They look like computer-generated graphics for some Arctic-themed video game:

Of his own landing on Ruth Glacier, Kuralt wrote, "When Sheldon shut down the engine and we stepped out into the sunlight, I was nearly blinded by the brilliance of the white world around us. The glacier formed a vast, silent basin surrounded by massive slopes, a universe of ice and rock. Range upon range of mountains stretched before us into the measureless distance, and behind us, towering almost straight up from the ice field, rose Denali itself, with snow blowing from its summit thousands of feet overhead."

We were not so fortunate, and Denali remained shrouded in heavy clouds, but we had seen him above those clouds, and we knew he was there.

Once out of the plane and on the glacier, we frolicked about like a bunch of twelve year olds--laughing, taking pictures, throwing snowballs.

Bob and I posed together in different places with different backdrops, trying to capture the wonder and excitement and awe of being together in that other-worldly place:
One of these photos served as our Christmas card for 2016.
You would think we'd be more warmly dressed, or at least looking cold, but it was quite warm, perhaps as warm as 60 degrees. The reflection from the glacier warms the air, yet it does not melt the snow. The snow was very crusty, and in our company-issued footwear, we did not sink at all.

The other side of the expanse didn't seem all that far away, maybe a quarter mile, and it was tempting to walk across the basin. Our pilot warned us that it was an optical illusion, however, and that the distance was more than six miles.

Look at the tiny orange figure in the photo below. That's a passenger from another plane that was parked what seemed like a short distance from us.

The Ron Sheldon Amphitheater is surrounded by tall cliffs. From the top of the cliffs to the bottom of the glacier is a distance greater than the depth of the Grand Canyon:

Our pilot pointed out a fissure in the glacier and warned us not to play around with it. The glacier is about 3700 feet deep here. You wouldn't want to have the sides of the fissure break off when you were standing on the edge.

However, even our pilot couldn't resist a look into the depths:

We got to see blue ice up close. This would make an excellent setting for a live action filming of Disney's Frozen, don't you think?

By the time we left, two more planes had landed on the glacier. There are several companies who run this glacier taxi service:

After about 45 minutes or an hour on the glacier, it was time for us to head back to Talkeetna.

"Houston, we have lift-off":

Spots of that sapphire ice look like drops of food coloring:

My trad-climber son would love these cliffs. Our pilot told us he flies climbers into this area all the time.

Our driver/guide in Denali National Park used this drawing to teach us about glaciers, and it helps describe what we saw on our flight out.  Note especially that black line that separates the two glaciers. It's called a "medial moraine." A "moraine" is a collection of dirt and rock pushed up to the top of a glaciaer. When two glaciers merge, this black track forms between them, keeping the two floe paths distinct:

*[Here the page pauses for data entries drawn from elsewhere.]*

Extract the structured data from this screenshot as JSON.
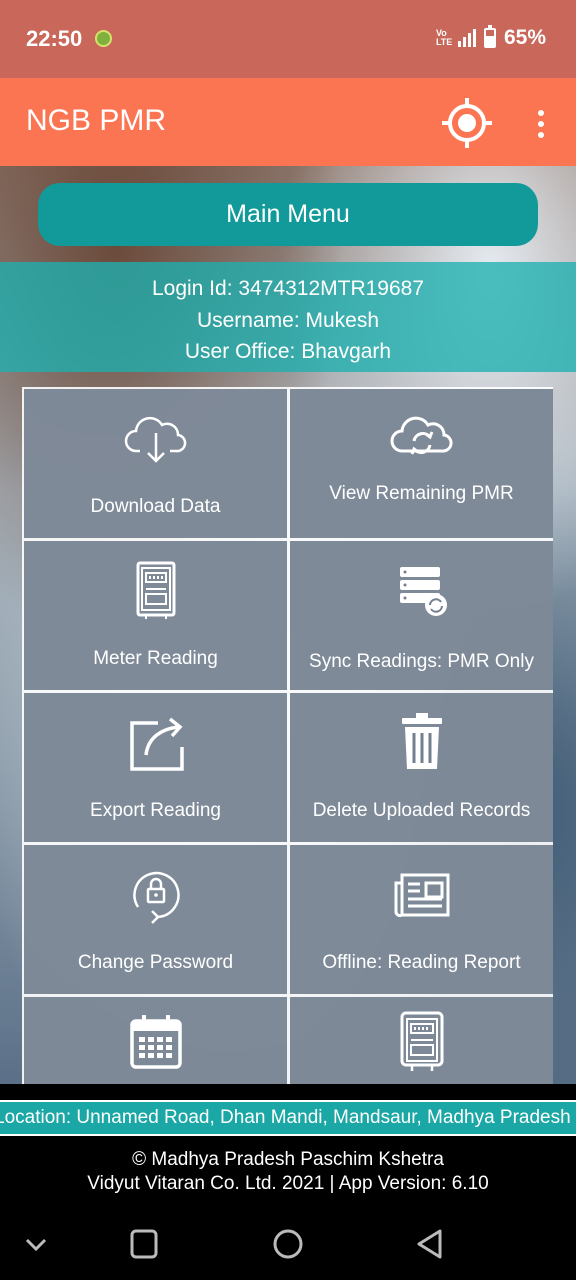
{
  "status_bar": {
    "time": "22:50",
    "network": "LTE",
    "volte": "Vo LTE",
    "battery_percent": "65%",
    "battery_level": 0.65,
    "icons": [
      "app-notification-icon",
      "volte-icon",
      "signal-icon",
      "battery-icon"
    ]
  },
  "app_bar": {
    "title": "NGB PMR",
    "actions": [
      "locate-icon",
      "more-vert-icon"
    ]
  },
  "main_menu": {
    "label": "Main Menu"
  },
  "user_info": {
    "login_id": "Login Id: 3474312MTR19687",
    "username": "Username: Mukesh",
    "office": "User Office: Bhavgarh"
  },
  "tiles": [
    {
      "label": "Download Data",
      "icon": "cloud-download-icon"
    },
    {
      "label": "View Remaining PMR",
      "icon": "cloud-sync-icon"
    },
    {
      "label": "Meter Reading",
      "icon": "meter-icon"
    },
    {
      "label": "Sync Readings: PMR Only",
      "icon": "server-sync-icon"
    },
    {
      "label": "Export Reading",
      "icon": "share-icon"
    },
    {
      "label": "Delete Uploaded Records",
      "icon": "trash-icon"
    },
    {
      "label": "Change Password",
      "icon": "lock-refresh-icon"
    },
    {
      "label": "Offline: Reading Report",
      "icon": "newspaper-icon"
    },
    {
      "label": "",
      "icon": "calendar-icon"
    },
    {
      "label": "",
      "icon": "meter-icon"
    }
  ],
  "location": {
    "text": "Location: Unnamed Road, Dhan Mandi, Mandsaur, Madhya Pradesh"
  },
  "footer": {
    "line1": "© Madhya Pradesh Paschim Kshetra",
    "line2": "Vidyut Vitaran Co. Ltd. 2021 | App Version: 6.10"
  },
  "colors": {
    "status_bar": "#c8675a",
    "app_bar": "#fb7552",
    "accent_teal": "#119a99",
    "tile": "#74808f"
  },
  "nav": {
    "buttons": [
      "chevron-down-icon",
      "recents-icon",
      "home-icon",
      "back-icon"
    ]
  }
}
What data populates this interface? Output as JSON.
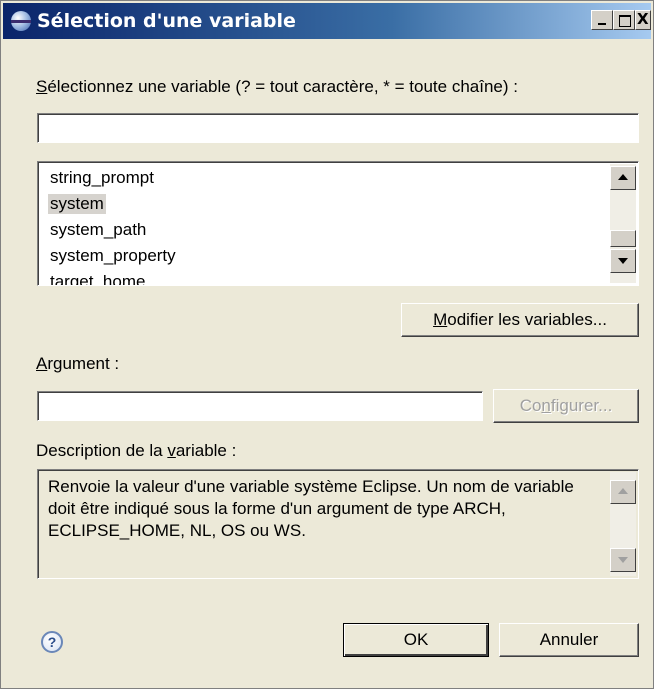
{
  "window": {
    "title": "Sélection d'une variable",
    "controls": {
      "minimize": "_",
      "maximize": "□",
      "close": "X"
    }
  },
  "filter": {
    "label_mnemonic": "S",
    "label_rest": "électionnez une variable (? = tout caractère, * = toute chaîne) :",
    "value": ""
  },
  "variables": {
    "items": [
      "string_prompt",
      "system",
      "system_path",
      "system_property",
      "target_home"
    ],
    "selected": "system",
    "scroll_position": 0.82
  },
  "buttons": {
    "edit_mnemonic": "M",
    "edit_rest": "odifier les variables...",
    "configure_pre": "Co",
    "configure_mnemonic": "n",
    "configure_post": "figurer...",
    "ok": "OK",
    "cancel": "Annuler"
  },
  "argument": {
    "label_mnemonic": "A",
    "label_rest": "rgument :",
    "value": ""
  },
  "description": {
    "label_pre": "Description de la ",
    "label_mnemonic": "v",
    "label_post": "ariable :",
    "text": "Renvoie la valeur d'une variable système Eclipse. Un nom de variable doit être indiqué sous la forme d'un argument de type ARCH, ECLIPSE_HOME, NL, OS ou WS."
  },
  "help_glyph": "?",
  "icons": [
    "eclipse-icon",
    "help-icon",
    "scroll-up-arrow-icon",
    "scroll-down-arrow-icon"
  ]
}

We followed the Ruth Glacier floe down from the Sheldon Amphitheater to the valley, marvelling over its scaly blue ice that looked like a monstrous leviathan winding its way down the mountain. The medial moraine is clearly visible in the picture below, running like a spine down the center of the mountain creature and indicating that this floe comes from two different glaciers:

As we descended, the ice began to lose its color:

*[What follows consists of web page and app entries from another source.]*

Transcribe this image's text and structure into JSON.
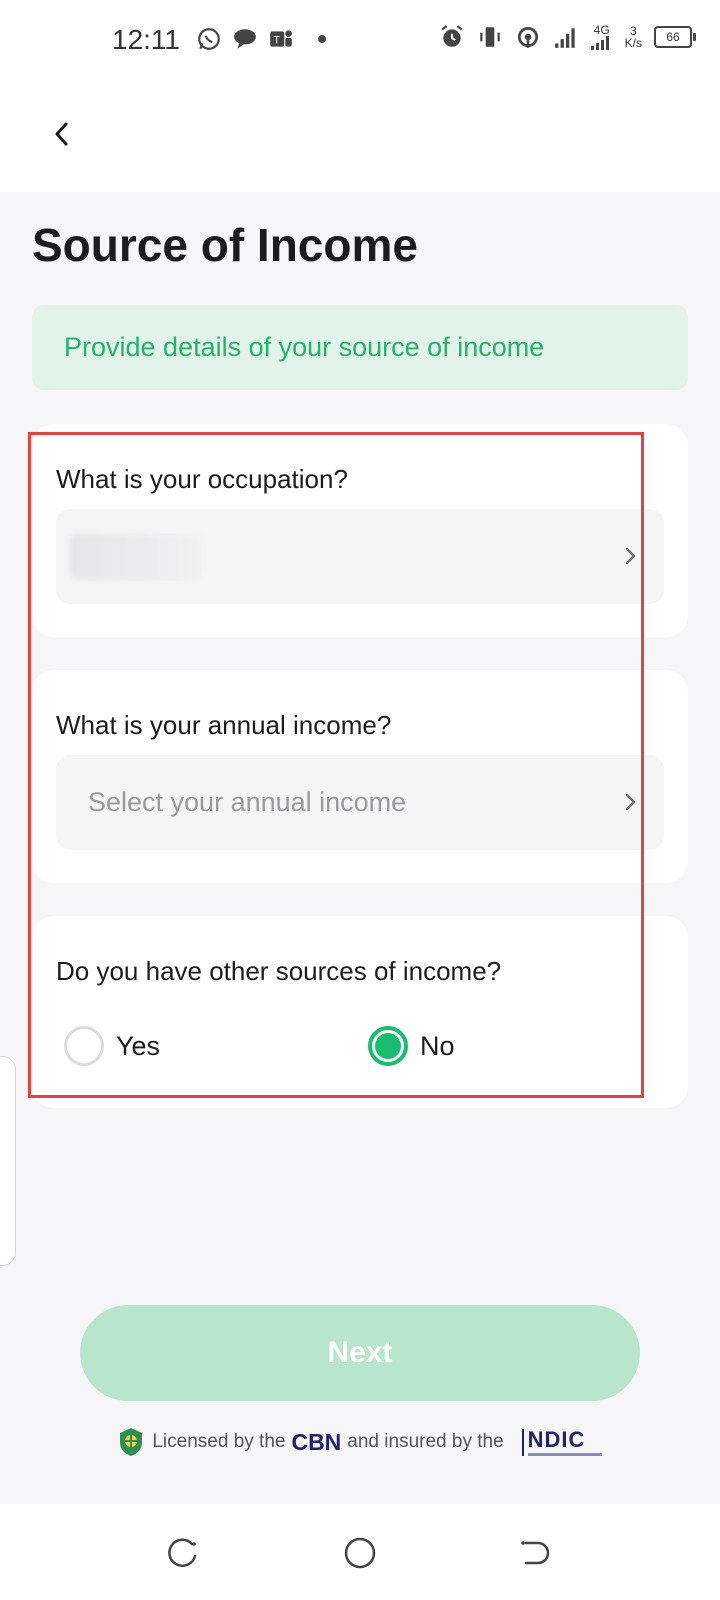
{
  "status_bar": {
    "time": "12:11",
    "net_type": "4G",
    "net_speed_value": "3",
    "net_speed_unit": "K/s",
    "battery": "66"
  },
  "header": {
    "title": "Source of Income"
  },
  "banner": {
    "text": "Provide details of your source of income"
  },
  "occupation": {
    "label": "What is your occupation?",
    "value": ""
  },
  "annual_income": {
    "label": "What is your annual income?",
    "placeholder": "Select your annual income"
  },
  "other_income": {
    "label": "Do you have other sources of income?",
    "options": [
      {
        "label": "Yes",
        "selected": false
      },
      {
        "label": "No",
        "selected": true
      }
    ]
  },
  "actions": {
    "next_label": "Next"
  },
  "footer": {
    "license_prefix": "Licensed by the",
    "cbn": "CBN",
    "license_middle": "and insured by the",
    "ndic": "NDIC"
  },
  "colors": {
    "accent": "#18bd70",
    "banner_bg": "#e2f3e9",
    "disabled_button": "#b8e6cd",
    "highlight": "#e8423f"
  }
}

, . . but that medial line was still there:

Coming out . . .

Green starts to replace white:

Giant Sasquatch paw prints are filled with glacial water:

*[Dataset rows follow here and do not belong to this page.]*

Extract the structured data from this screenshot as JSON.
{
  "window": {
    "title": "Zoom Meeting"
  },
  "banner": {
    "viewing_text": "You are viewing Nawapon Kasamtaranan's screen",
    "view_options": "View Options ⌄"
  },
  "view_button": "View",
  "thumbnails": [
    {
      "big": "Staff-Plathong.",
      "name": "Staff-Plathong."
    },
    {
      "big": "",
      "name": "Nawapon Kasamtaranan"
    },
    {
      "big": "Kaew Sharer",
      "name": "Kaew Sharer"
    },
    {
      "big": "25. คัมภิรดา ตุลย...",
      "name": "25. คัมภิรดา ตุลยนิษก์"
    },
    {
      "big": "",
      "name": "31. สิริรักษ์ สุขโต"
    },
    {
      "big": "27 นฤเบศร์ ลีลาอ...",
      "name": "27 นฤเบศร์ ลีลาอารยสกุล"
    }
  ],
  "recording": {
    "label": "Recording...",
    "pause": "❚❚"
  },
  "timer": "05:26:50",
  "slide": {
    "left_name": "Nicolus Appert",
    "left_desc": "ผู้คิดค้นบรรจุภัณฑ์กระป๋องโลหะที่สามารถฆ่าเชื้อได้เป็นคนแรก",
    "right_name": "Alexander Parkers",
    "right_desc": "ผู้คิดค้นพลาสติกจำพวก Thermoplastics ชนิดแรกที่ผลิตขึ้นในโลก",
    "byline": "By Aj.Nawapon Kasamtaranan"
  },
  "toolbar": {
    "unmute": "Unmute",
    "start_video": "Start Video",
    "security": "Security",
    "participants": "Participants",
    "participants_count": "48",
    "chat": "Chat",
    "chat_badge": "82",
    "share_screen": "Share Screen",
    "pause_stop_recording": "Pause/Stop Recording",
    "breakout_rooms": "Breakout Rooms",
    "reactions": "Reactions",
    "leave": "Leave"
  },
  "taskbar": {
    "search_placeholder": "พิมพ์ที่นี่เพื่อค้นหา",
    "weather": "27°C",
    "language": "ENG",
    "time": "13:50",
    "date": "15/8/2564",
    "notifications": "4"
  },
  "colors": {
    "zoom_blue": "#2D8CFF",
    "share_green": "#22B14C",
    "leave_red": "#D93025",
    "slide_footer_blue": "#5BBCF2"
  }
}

Back to the vast valley:

And over the rivers and woods:

Don Sheldon died of cancer less than a year after giving Kuralt and his crew an air taxi ride to the top of North America, but his fame lives on all over Alaska. We're glad he had the courage to pave the way so that the hearts and minds of mere tourists like us could be filled for a few hours with nature's magnificence.


  1. One of the all-time most fun things we've ever done. Hard to imagine a more impressive set of mountains - perhaps the area near Mt. Everest or K2. It would be fun to make it to the top of that beast.

  2. What an amazing way to see Alaska. I love the Kuralt comments.